You and your correspondents are misguided in attacking Universities UK for not choosing one of the four funding options in the Taylor report.
If this government can ignore the preferred option of its own Dearing inquiry on the very day its report was published, what odds on a UUK-preferred option being taken seriously if it conflicts with government policy?
There is, however, a clear policy conclusion in the Taylor report that all can rally behind. The government itself has ruled out, for the life of the next parliament, the only one of the Taylor options that generates increased private funding immediately. All the other options, increased public funding, income-contingent graduate contributions and an endowment fund, imply increased public funding in the short term.

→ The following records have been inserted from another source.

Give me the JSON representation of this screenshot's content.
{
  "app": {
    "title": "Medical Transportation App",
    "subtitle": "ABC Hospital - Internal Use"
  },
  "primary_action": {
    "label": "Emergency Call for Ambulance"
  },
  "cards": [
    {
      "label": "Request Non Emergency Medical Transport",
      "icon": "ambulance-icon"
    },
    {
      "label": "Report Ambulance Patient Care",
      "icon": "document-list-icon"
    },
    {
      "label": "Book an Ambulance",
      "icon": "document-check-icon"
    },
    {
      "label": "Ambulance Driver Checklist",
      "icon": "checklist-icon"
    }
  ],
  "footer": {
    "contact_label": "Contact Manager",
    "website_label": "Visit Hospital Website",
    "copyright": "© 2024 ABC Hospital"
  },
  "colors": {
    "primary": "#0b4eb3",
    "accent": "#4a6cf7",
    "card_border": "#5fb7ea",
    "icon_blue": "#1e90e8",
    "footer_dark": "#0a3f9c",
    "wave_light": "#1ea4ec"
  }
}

So, the real policy question arising from the Taylor report for government is: does it accept the under-funding of higher education and the need for additional funds set out in the report? If it does, and it has ruled out additional private fee income, then it needs to provide extra public funds, whichever of the other three options is favoured. If it does not, it needs to explain itself loud and clear to the higher education community. And we are listening.
Vice-chancellorLeeds Metropolitan University